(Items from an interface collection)
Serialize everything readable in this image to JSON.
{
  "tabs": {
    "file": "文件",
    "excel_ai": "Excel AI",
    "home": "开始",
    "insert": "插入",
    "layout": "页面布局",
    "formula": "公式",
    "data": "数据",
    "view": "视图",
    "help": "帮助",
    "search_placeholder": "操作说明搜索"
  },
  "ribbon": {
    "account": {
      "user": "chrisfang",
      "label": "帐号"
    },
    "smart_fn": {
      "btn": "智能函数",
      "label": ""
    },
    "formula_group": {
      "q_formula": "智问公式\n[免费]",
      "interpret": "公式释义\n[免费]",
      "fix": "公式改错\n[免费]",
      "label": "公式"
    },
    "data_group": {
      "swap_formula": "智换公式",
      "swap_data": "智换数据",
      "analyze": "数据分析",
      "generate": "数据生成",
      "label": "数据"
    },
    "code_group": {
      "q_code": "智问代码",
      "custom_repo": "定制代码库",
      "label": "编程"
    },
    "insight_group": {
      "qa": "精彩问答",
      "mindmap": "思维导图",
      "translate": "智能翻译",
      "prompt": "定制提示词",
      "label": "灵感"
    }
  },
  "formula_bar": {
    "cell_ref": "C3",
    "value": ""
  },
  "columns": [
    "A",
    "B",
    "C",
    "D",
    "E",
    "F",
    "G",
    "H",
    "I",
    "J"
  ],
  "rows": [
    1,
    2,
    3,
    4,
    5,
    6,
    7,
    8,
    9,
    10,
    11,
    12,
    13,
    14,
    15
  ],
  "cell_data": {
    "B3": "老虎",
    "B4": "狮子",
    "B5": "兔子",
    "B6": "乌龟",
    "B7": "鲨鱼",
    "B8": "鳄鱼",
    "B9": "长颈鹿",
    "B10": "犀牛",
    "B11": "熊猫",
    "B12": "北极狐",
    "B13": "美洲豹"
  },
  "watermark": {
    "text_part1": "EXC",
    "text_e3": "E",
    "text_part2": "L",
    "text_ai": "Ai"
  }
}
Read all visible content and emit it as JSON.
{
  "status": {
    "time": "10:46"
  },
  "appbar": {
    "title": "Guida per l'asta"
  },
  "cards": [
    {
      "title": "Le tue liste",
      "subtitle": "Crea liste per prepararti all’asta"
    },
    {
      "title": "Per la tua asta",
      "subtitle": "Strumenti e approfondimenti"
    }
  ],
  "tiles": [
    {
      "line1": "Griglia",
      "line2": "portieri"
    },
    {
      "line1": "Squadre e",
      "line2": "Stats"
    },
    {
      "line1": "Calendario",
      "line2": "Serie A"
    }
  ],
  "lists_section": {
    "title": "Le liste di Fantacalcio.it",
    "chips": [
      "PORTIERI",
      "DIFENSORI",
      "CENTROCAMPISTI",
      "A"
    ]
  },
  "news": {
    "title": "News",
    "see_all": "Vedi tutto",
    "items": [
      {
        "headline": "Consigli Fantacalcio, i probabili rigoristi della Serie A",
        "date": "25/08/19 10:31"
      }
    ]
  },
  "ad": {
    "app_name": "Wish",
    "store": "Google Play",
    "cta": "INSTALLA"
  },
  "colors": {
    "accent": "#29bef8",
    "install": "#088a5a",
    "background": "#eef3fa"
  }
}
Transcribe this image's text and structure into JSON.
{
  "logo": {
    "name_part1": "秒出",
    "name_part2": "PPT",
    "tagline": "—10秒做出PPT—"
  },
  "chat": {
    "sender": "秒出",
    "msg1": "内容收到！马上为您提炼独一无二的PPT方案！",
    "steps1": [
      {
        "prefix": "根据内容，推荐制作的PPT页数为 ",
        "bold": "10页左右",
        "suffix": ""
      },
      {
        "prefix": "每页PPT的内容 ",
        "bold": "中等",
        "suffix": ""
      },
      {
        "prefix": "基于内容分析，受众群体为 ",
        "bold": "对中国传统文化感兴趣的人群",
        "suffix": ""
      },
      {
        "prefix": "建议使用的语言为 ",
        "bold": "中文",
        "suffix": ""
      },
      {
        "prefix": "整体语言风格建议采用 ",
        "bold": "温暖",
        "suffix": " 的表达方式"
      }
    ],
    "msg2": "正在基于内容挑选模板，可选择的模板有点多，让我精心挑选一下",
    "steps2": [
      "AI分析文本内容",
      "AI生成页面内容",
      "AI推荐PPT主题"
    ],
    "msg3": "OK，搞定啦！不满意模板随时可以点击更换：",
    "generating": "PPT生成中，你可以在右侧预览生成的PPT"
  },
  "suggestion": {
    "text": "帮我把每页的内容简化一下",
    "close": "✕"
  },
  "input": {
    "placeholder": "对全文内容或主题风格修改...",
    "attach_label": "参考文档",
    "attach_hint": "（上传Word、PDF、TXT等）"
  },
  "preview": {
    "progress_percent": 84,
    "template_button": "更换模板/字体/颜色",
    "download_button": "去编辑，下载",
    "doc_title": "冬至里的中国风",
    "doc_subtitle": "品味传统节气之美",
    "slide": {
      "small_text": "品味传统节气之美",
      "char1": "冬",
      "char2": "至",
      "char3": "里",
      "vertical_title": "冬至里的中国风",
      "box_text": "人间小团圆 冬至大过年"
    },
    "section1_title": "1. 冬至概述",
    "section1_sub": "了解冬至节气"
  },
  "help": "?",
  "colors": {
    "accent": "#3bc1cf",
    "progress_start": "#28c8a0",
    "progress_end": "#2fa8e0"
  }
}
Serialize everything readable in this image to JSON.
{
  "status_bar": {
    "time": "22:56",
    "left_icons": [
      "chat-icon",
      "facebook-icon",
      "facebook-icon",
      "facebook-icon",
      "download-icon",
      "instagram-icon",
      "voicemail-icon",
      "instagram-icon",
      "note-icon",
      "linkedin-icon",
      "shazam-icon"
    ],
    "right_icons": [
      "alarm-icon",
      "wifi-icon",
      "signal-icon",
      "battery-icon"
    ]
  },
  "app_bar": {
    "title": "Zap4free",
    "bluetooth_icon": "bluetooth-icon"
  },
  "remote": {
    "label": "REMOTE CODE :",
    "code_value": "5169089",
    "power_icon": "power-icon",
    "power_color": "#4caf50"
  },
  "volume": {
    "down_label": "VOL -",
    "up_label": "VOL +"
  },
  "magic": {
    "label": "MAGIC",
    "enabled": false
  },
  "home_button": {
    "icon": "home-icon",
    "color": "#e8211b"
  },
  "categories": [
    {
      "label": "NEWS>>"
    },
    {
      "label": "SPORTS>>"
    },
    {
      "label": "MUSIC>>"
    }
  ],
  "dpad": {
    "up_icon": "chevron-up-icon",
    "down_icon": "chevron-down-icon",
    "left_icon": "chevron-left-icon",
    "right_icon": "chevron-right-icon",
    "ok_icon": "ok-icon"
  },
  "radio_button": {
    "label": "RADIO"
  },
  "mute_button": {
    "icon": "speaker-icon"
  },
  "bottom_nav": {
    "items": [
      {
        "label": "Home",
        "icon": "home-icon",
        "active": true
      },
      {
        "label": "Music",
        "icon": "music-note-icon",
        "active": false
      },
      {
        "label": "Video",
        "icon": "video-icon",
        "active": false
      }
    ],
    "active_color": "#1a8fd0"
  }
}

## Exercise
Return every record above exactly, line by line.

## Exercise solution
Serialize everything readable in this image to JSON.
{
  "tabs": {
    "file": "文件",
    "excel_ai": "Excel AI",
    "home": "开始",
    "insert": "插入",
    "layout": "页面布局",
    "formula": "公式",
    "data": "数据",
    "view": "视图",
    "help": "帮助",
    "search_placeholder": "操作说明搜索"
  },
  "ribbon": {
    "account": {
      "user": "chrisfang",
      "label": "帐号"
    },
    "smart_fn": {
      "btn": "智能函数",
      "label": ""
    },
    "formula_group": {
      "q_formula": "智问公式\n[免费]",
      "interpret": "公式释义\n[免费]",
      "fix": "公式改错\n[免费]",
      "label": "公式"
    },
    "data_group": {
      "swap_formula": "智换公式",
      "swap_data": "智换数据",
      "analyze": "数据分析",
      "generate": "数据生成",
      "label": "数据"
    },
    "code_group": {
      "q_code": "智问代码",
      "custom_repo": "定制代码库",
      "label": "编程"
    },
    "insight_group": {
      "qa": "精彩问答",
      "mindmap": "思维导图",
      "translate": "智能翻译",
      "prompt": "定制提示词",
      "label": "灵感"
    }
  },
  "formula_bar": {
    "cell_ref": "C3",
    "value": ""
  },
  "columns": [
    "A",
    "B",
    "C",
    "D",
    "E",
    "F",
    "G",
    "H",
    "I",
    "J"
  ],
  "rows": [
    1,
    2,
    3,
    4,
    5,
    6,
    7,
    8,
    9,
    10,
    11,
    12,
    13,
    14,
    15
  ],
  "cell_data": {
    "B3": "老虎",
    "B4": "狮子",
    "B5": "兔子",
    "B6": "乌龟",
    "B7": "鲨鱼",
    "B8": "鳄鱼",
    "B9": "长颈鹿",
    "B10": "犀牛",
    "B11": "熊猫",
    "B12": "北极狐",
    "B13": "美洲豹"
  },
  "watermark": {
    "text_part1": "EXC",
    "text_e3": "E",
    "text_part2": "L",
    "text_ai": "Ai"
  }
}
Read all visible content and emit it as JSON.
{
  "status": {
    "time": "10:46"
  },
  "appbar": {
    "title": "Guida per l'asta"
  },
  "cards": [
    {
      "title": "Le tue liste",
      "subtitle": "Crea liste per prepararti all’asta"
    },
    {
      "title": "Per la tua asta",
      "subtitle": "Strumenti e approfondimenti"
    }
  ],
  "tiles": [
    {
      "line1": "Griglia",
      "line2": "portieri"
    },
    {
      "line1": "Squadre e",
      "line2": "Stats"
    },
    {
      "line1": "Calendario",
      "line2": "Serie A"
    }
  ],
  "lists_section": {
    "title": "Le liste di Fantacalcio.it",
    "chips": [
      "PORTIERI",
      "DIFENSORI",
      "CENTROCAMPISTI",
      "A"
    ]
  },
  "news": {
    "title": "News",
    "see_all": "Vedi tutto",
    "items": [
      {
        "headline": "Consigli Fantacalcio, i probabili rigoristi della Serie A",
        "date": "25/08/19 10:31"
      }
    ]
  },
  "ad": {
    "app_name": "Wish",
    "store": "Google Play",
    "cta": "INSTALLA"
  },
  "colors": {
    "accent": "#29bef8",
    "install": "#088a5a",
    "background": "#eef3fa"
  }
}
Transcribe this image's text and structure into JSON.
{
  "logo": {
    "name_part1": "秒出",
    "name_part2": "PPT",
    "tagline": "—10秒做出PPT—"
  },
  "chat": {
    "sender": "秒出",
    "msg1": "内容收到！马上为您提炼独一无二的PPT方案！",
    "steps1": [
      {
        "prefix": "根据内容，推荐制作的PPT页数为 ",
        "bold": "10页左右",
        "suffix": ""
      },
      {
        "prefix": "每页PPT的内容 ",
        "bold": "中等",
        "suffix": ""
      },
      {
        "prefix": "基于内容分析，受众群体为 ",
        "bold": "对中国传统文化感兴趣的人群",
        "suffix": ""
      },
      {
        "prefix": "建议使用的语言为 ",
        "bold": "中文",
        "suffix": ""
      },
      {
        "prefix": "整体语言风格建议采用 ",
        "bold": "温暖",
        "suffix": " 的表达方式"
      }
    ],
    "msg2": "正在基于内容挑选模板，可选择的模板有点多，让我精心挑选一下",
    "steps2": [
      "AI分析文本内容",
      "AI生成页面内容",
      "AI推荐PPT主题"
    ],
    "msg3": "OK，搞定啦！不满意模板随时可以点击更换：",
    "generating": "PPT生成中，你可以在右侧预览生成的PPT"
  },
  "suggestion": {
    "text": "帮我把每页的内容简化一下",
    "close": "✕"
  },
  "input": {
    "placeholder": "对全文内容或主题风格修改...",
    "attach_label": "参考文档",
    "attach_hint": "（上传Word、PDF、TXT等）"
  },
  "preview": {
    "progress_percent": 84,
    "template_button": "更换模板/字体/颜色",
    "download_button": "去编辑，下载",
    "doc_title": "冬至里的中国风",
    "doc_subtitle": "品味传统节气之美",
    "slide": {
      "small_text": "品味传统节气之美",
      "char1": "冬",
      "char2": "至",
      "char3": "里",
      "vertical_title": "冬至里的中国风",
      "box_text": "人间小团圆 冬至大过年"
    },
    "section1_title": "1. 冬至概述",
    "section1_sub": "了解冬至节气"
  },
  "help": "?",
  "colors": {
    "accent": "#3bc1cf",
    "progress_start": "#28c8a0",
    "progress_end": "#2fa8e0"
  }
}
Serialize everything readable in this image to JSON.
{
  "status_bar": {
    "time": "22:56",
    "left_icons": [
      "chat-icon",
      "facebook-icon",
      "facebook-icon",
      "facebook-icon",
      "download-icon",
      "instagram-icon",
      "voicemail-icon",
      "instagram-icon",
      "note-icon",
      "linkedin-icon",
      "shazam-icon"
    ],
    "right_icons": [
      "alarm-icon",
      "wifi-icon",
      "signal-icon",
      "battery-icon"
    ]
  },
  "app_bar": {
    "title": "Zap4free",
    "bluetooth_icon": "bluetooth-icon"
  },
  "remote": {
    "label": "REMOTE CODE :",
    "code_value": "5169089",
    "power_icon": "power-icon",
    "power_color": "#4caf50"
  },
  "volume": {
    "down_label": "VOL -",
    "up_label": "VOL +"
  },
  "magic": {
    "label": "MAGIC",
    "enabled": false
  },
  "home_button": {
    "icon": "home-icon",
    "color": "#e8211b"
  },
  "categories": [
    {
      "label": "NEWS>>"
    },
    {
      "label": "SPORTS>>"
    },
    {
      "label": "MUSIC>>"
    }
  ],
  "dpad": {
    "up_icon": "chevron-up-icon",
    "down_icon": "chevron-down-icon",
    "left_icon": "chevron-left-icon",
    "right_icon": "chevron-right-icon",
    "ok_icon": "ok-icon"
  },
  "radio_button": {
    "label": "RADIO"
  },
  "mute_button": {
    "icon": "speaker-icon"
  },
  "bottom_nav": {
    "items": [
      {
        "label": "Home",
        "icon": "home-icon",
        "active": true
      },
      {
        "label": "Music",
        "icon": "music-note-icon",
        "active": false
      },
      {
        "label": "Video",
        "icon": "video-icon",
        "active": false
      }
    ],
    "active_color": "#1a8fd0"
  }
}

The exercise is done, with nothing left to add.